There you are.
I always whisper it to them, my babies, when their gaze locks with mine. Ah. There you are. We smile and coo and make faces and all is right with the world as we look into each other's eyes.
I get it, now, why the toddler is so intent on seeing her eyes. "Where did her eyes go?" he asked at first, whenever she was sleeping. "I want to see her eyes."
(It took a couple days to convince him not to pull her eyelids open whenever they were closed.)
She fusses, squirms, cries, looks wildly around the room or scrunches her eyes shut tight. I whisper her name softly, lean closer until her eyes catch mine. "There you are," I smile, and she calms.
* * *
He's two, so very two, and some days I weary of the crying. I want to empathize but I also want to roll my eyes, it's just a toy, calm down, dismissing him right along with his feelings.
But I pull him onto my lap instead and as I do, I catch his own searching gaze. And there are his eyes, his wide toddler eyes with their beautiful long lashes, right now so very sad over the injustice that occurred over that toy.

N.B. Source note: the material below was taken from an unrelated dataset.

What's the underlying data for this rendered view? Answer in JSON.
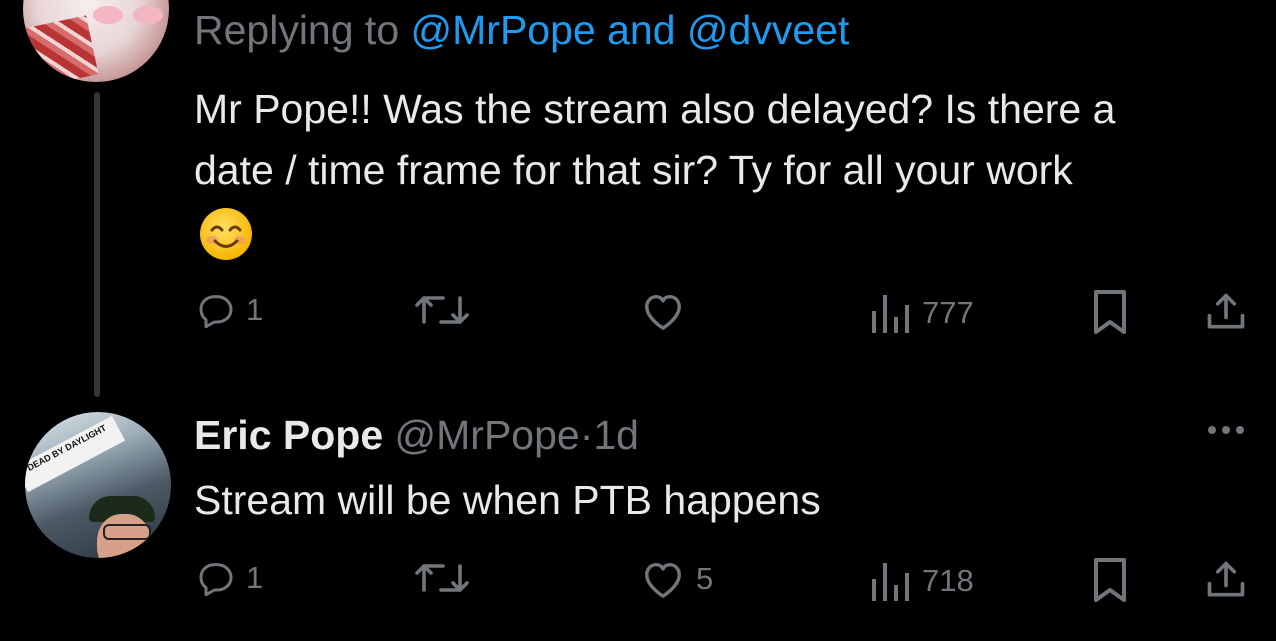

Ah. There he is. And I can dismiss him no longer.
* * *
He's five and his words come out angry, passionate, and I fire back with passionate anger of my own. "You will not speak to me that way! I am your mother! You will not be rude to me!"
He defends himself, I yell more about his constant arguing with me, he defends again, I yell again. Such a foolish endless cycle.
"I'm not trying to be bad! I never try to be bad!" He yells it through his tears and I know it's true, I know his good heart, but it's so easy to pretend otherwise when I'm not looking at him. It's so easy to pretend he's doing it on purpose, he should know better!, easier to criticize wrong than it is to teach right.
But I lift my eyes and look into his and I can't deny it any longer.
Ah. There you are. I'm so sorry I stopped seeing you.
* * *
I've been holding the baby all evening as she fights sleep. My head hurts and my work remains undone but at last she gives in. I leave the room for a glass of water and there are the dinner dishes, there is the afternoon mess on the living room floor, there is more work to add to my list of not done.
I give him the cold shoulder, refuse to even look at him. The words fly hot and fast inside my head but outside is only the icy silence. He asks a question and I shrug wordlessly, keep my gaze focused firmly on the dishes I'm now washing.
If I look at him then he'll see the hurt behind my anger. Anger protects me; I've never been good at vulnerability. And I know that as soon as I let myself look at him, my anger will fade, it always does when I see the concern in his eyes. He may be thoughtless at times, but not intentionally so, and his eyes always reveal the truth in that.
But I can't avoid it forever. Eventually I look.
Yes, there you are. I remember now.